Data for processing:
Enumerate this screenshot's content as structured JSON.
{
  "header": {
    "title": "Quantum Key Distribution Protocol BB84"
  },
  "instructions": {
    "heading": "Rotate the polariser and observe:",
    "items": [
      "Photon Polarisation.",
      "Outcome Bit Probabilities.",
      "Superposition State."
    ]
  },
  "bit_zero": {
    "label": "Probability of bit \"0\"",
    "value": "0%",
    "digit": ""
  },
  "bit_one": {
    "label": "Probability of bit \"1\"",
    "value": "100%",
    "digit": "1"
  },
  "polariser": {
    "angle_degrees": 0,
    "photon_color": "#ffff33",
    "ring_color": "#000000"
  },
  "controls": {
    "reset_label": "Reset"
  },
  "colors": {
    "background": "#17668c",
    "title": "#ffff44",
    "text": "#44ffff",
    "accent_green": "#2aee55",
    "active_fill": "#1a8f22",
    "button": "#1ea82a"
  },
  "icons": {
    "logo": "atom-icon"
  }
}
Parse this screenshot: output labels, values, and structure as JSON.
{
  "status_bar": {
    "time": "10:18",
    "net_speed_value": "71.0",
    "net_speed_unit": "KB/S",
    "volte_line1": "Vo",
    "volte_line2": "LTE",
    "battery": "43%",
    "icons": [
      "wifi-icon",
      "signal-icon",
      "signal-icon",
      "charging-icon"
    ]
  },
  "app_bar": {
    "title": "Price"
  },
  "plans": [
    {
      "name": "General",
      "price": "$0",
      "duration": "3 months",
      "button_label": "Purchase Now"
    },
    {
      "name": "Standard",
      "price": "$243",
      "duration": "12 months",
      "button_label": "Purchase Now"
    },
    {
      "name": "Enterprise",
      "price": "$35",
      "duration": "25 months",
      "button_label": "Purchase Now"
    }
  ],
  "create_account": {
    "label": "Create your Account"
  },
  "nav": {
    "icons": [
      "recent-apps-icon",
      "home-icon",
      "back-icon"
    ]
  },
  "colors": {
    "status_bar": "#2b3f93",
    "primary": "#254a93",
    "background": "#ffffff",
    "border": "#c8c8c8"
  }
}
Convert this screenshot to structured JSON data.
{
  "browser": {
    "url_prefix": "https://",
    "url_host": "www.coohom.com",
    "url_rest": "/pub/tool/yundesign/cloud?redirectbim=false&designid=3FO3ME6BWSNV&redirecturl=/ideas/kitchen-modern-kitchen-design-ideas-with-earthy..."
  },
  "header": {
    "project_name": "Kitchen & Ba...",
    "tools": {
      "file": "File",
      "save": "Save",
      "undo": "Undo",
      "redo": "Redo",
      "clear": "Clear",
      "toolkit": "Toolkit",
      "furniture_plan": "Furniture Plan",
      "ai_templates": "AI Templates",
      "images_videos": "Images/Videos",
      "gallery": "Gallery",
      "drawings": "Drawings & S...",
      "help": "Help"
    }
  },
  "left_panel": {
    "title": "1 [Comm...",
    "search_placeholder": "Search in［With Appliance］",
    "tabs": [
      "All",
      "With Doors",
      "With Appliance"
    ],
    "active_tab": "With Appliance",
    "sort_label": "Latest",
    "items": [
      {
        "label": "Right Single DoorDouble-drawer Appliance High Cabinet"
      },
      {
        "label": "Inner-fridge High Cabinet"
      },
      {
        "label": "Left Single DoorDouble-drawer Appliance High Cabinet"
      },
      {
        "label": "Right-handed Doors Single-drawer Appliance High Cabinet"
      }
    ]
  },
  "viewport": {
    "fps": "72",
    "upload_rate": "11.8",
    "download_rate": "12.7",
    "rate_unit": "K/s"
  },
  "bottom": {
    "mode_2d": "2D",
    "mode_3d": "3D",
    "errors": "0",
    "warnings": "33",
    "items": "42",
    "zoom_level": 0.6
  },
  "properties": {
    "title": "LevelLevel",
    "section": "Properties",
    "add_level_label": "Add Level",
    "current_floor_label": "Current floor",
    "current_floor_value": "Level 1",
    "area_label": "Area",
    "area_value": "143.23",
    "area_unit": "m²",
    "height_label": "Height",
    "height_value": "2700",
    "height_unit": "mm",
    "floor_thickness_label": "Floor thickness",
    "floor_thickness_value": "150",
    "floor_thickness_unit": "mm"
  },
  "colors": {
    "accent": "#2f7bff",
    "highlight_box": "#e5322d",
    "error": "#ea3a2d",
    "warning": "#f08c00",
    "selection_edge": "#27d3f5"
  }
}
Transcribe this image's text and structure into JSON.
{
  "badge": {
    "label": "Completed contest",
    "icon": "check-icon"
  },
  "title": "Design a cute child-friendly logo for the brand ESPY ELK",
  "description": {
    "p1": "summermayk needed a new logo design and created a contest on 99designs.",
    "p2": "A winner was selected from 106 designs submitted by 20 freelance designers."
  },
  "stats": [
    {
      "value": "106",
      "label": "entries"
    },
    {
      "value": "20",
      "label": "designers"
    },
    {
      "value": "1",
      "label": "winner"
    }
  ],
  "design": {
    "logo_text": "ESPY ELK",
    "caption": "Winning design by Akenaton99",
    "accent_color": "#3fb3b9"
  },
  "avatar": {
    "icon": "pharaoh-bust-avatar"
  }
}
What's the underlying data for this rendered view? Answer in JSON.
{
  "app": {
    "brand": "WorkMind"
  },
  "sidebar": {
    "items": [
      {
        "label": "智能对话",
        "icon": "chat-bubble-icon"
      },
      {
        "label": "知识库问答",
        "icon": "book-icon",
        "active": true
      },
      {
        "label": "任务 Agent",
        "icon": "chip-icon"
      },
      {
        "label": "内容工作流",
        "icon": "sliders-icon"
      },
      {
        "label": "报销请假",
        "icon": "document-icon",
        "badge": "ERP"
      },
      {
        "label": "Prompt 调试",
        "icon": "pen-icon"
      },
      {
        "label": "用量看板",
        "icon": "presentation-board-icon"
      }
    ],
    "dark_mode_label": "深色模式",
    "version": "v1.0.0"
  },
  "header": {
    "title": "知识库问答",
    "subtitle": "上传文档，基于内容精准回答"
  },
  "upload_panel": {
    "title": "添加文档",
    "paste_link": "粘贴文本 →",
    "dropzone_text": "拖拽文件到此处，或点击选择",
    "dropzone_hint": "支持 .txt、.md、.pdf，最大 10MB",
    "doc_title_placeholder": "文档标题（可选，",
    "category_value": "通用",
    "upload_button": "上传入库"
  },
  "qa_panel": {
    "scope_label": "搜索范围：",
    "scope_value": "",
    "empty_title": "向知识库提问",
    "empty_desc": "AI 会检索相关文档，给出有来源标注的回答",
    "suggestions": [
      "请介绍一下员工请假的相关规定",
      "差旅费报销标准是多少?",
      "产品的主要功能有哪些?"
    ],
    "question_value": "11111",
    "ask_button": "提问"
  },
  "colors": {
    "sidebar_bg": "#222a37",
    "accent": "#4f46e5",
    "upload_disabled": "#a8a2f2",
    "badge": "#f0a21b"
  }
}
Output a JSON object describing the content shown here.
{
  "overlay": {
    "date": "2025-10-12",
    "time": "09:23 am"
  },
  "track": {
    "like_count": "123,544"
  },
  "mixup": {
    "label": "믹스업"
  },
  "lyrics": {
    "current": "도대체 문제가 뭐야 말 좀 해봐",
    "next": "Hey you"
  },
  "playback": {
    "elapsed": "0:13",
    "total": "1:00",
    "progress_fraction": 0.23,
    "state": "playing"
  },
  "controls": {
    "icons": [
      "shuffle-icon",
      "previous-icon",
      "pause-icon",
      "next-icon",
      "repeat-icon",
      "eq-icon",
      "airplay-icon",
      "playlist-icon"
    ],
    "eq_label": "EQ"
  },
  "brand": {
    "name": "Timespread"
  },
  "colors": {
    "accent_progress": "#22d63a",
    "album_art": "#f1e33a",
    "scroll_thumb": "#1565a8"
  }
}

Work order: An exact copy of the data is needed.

Problem solution:
Enumerate this screenshot's content as structured JSON.
{
  "header": {
    "title": "Quantum Key Distribution Protocol BB84"
  },
  "instructions": {
    "heading": "Rotate the polariser and observe:",
    "items": [
      "Photon Polarisation.",
      "Outcome Bit Probabilities.",
      "Superposition State."
    ]
  },
  "bit_zero": {
    "label": "Probability of bit \"0\"",
    "value": "0%",
    "digit": ""
  },
  "bit_one": {
    "label": "Probability of bit \"1\"",
    "value": "100%",
    "digit": "1"
  },
  "polariser": {
    "angle_degrees": 0,
    "photon_color": "#ffff33",
    "ring_color": "#000000"
  },
  "controls": {
    "reset_label": "Reset"
  },
  "colors": {
    "background": "#17668c",
    "title": "#ffff44",
    "text": "#44ffff",
    "accent_green": "#2aee55",
    "active_fill": "#1a8f22",
    "button": "#1ea82a"
  },
  "icons": {
    "logo": "atom-icon"
  }
}
Parse this screenshot: output labels, values, and structure as JSON.
{
  "status_bar": {
    "time": "10:18",
    "net_speed_value": "71.0",
    "net_speed_unit": "KB/S",
    "volte_line1": "Vo",
    "volte_line2": "LTE",
    "battery": "43%",
    "icons": [
      "wifi-icon",
      "signal-icon",
      "signal-icon",
      "charging-icon"
    ]
  },
  "app_bar": {
    "title": "Price"
  },
  "plans": [
    {
      "name": "General",
      "price": "$0",
      "duration": "3 months",
      "button_label": "Purchase Now"
    },
    {
      "name": "Standard",
      "price": "$243",
      "duration": "12 months",
      "button_label": "Purchase Now"
    },
    {
      "name": "Enterprise",
      "price": "$35",
      "duration": "25 months",
      "button_label": "Purchase Now"
    }
  ],
  "create_account": {
    "label": "Create your Account"
  },
  "nav": {
    "icons": [
      "recent-apps-icon",
      "home-icon",
      "back-icon"
    ]
  },
  "colors": {
    "status_bar": "#2b3f93",
    "primary": "#254a93",
    "background": "#ffffff",
    "border": "#c8c8c8"
  }
}
Convert this screenshot to structured JSON data.
{
  "browser": {
    "url_prefix": "https://",
    "url_host": "www.coohom.com",
    "url_rest": "/pub/tool/yundesign/cloud?redirectbim=false&designid=3FO3ME6BWSNV&redirecturl=/ideas/kitchen-modern-kitchen-design-ideas-with-earthy..."
  },
  "header": {
    "project_name": "Kitchen & Ba...",
    "tools": {
      "file": "File",
      "save": "Save",
      "undo": "Undo",
      "redo": "Redo",
      "clear": "Clear",
      "toolkit": "Toolkit",
      "furniture_plan": "Furniture Plan",
      "ai_templates": "AI Templates",
      "images_videos": "Images/Videos",
      "gallery": "Gallery",
      "drawings": "Drawings & S...",
      "help": "Help"
    }
  },
  "left_panel": {
    "title": "1 [Comm...",
    "search_placeholder": "Search in［With Appliance］",
    "tabs": [
      "All",
      "With Doors",
      "With Appliance"
    ],
    "active_tab": "With Appliance",
    "sort_label": "Latest",
    "items": [
      {
        "label": "Right Single DoorDouble-drawer Appliance High Cabinet"
      },
      {
        "label": "Inner-fridge High Cabinet"
      },
      {
        "label": "Left Single DoorDouble-drawer Appliance High Cabinet"
      },
      {
        "label": "Right-handed Doors Single-drawer Appliance High Cabinet"
      }
    ]
  },
  "viewport": {
    "fps": "72",
    "upload_rate": "11.8",
    "download_rate": "12.7",
    "rate_unit": "K/s"
  },
  "bottom": {
    "mode_2d": "2D",
    "mode_3d": "3D",
    "errors": "0",
    "warnings": "33",
    "items": "42",
    "zoom_level": 0.6
  },
  "properties": {
    "title": "LevelLevel",
    "section": "Properties",
    "add_level_label": "Add Level",
    "current_floor_label": "Current floor",
    "current_floor_value": "Level 1",
    "area_label": "Area",
    "area_value": "143.23",
    "area_unit": "m²",
    "height_label": "Height",
    "height_value": "2700",
    "height_unit": "mm",
    "floor_thickness_label": "Floor thickness",
    "floor_thickness_value": "150",
    "floor_thickness_unit": "mm"
  },
  "colors": {
    "accent": "#2f7bff",
    "highlight_box": "#e5322d",
    "error": "#ea3a2d",
    "warning": "#f08c00",
    "selection_edge": "#27d3f5"
  }
}
Transcribe this image's text and structure into JSON.
{
  "badge": {
    "label": "Completed contest",
    "icon": "check-icon"
  },
  "title": "Design a cute child-friendly logo for the brand ESPY ELK",
  "description": {
    "p1": "summermayk needed a new logo design and created a contest on 99designs.",
    "p2": "A winner was selected from 106 designs submitted by 20 freelance designers."
  },
  "stats": [
    {
      "value": "106",
      "label": "entries"
    },
    {
      "value": "20",
      "label": "designers"
    },
    {
      "value": "1",
      "label": "winner"
    }
  ],
  "design": {
    "logo_text": "ESPY ELK",
    "caption": "Winning design by Akenaton99",
    "accent_color": "#3fb3b9"
  },
  "avatar": {
    "icon": "pharaoh-bust-avatar"
  }
}
What's the underlying data for this rendered view? Answer in JSON.
{
  "app": {
    "brand": "WorkMind"
  },
  "sidebar": {
    "items": [
      {
        "label": "智能对话",
        "icon": "chat-bubble-icon"
      },
      {
        "label": "知识库问答",
        "icon": "book-icon",
        "active": true
      },
      {
        "label": "任务 Agent",
        "icon": "chip-icon"
      },
      {
        "label": "内容工作流",
        "icon": "sliders-icon"
      },
      {
        "label": "报销请假",
        "icon": "document-icon",
        "badge": "ERP"
      },
      {
        "label": "Prompt 调试",
        "icon": "pen-icon"
      },
      {
        "label": "用量看板",
        "icon": "presentation-board-icon"
      }
    ],
    "dark_mode_label": "深色模式",
    "version": "v1.0.0"
  },
  "header": {
    "title": "知识库问答",
    "subtitle": "上传文档，基于内容精准回答"
  },
  "upload_panel": {
    "title": "添加文档",
    "paste_link": "粘贴文本 →",
    "dropzone_text": "拖拽文件到此处，或点击选择",
    "dropzone_hint": "支持 .txt、.md、.pdf，最大 10MB",
    "doc_title_placeholder": "文档标题（可选，",
    "category_value": "通用",
    "upload_button": "上传入库"
  },
  "qa_panel": {
    "scope_label": "搜索范围：",
    "scope_value": "",
    "empty_title": "向知识库提问",
    "empty_desc": "AI 会检索相关文档，给出有来源标注的回答",
    "suggestions": [
      "请介绍一下员工请假的相关规定",
      "差旅费报销标准是多少?",
      "产品的主要功能有哪些?"
    ],
    "question_value": "11111",
    "ask_button": "提问"
  },
  "colors": {
    "sidebar_bg": "#222a37",
    "accent": "#4f46e5",
    "upload_disabled": "#a8a2f2",
    "badge": "#f0a21b"
  }
}
Output a JSON object describing the content shown here.
{
  "overlay": {
    "date": "2025-10-12",
    "time": "09:23 am"
  },
  "track": {
    "like_count": "123,544"
  },
  "mixup": {
    "label": "믹스업"
  },
  "lyrics": {
    "current": "도대체 문제가 뭐야 말 좀 해봐",
    "next": "Hey you"
  },
  "playback": {
    "elapsed": "0:13",
    "total": "1:00",
    "progress_fraction": 0.23,
    "state": "playing"
  },
  "controls": {
    "icons": [
      "shuffle-icon",
      "previous-icon",
      "pause-icon",
      "next-icon",
      "repeat-icon",
      "eq-icon",
      "airplay-icon",
      "playlist-icon"
    ],
    "eq_label": "EQ"
  },
  "brand": {
    "name": "Timespread"
  },
  "colors": {
    "accent_progress": "#22d63a",
    "album_art": "#f1e33a",
    "scroll_thumb": "#1565a8"
  }
}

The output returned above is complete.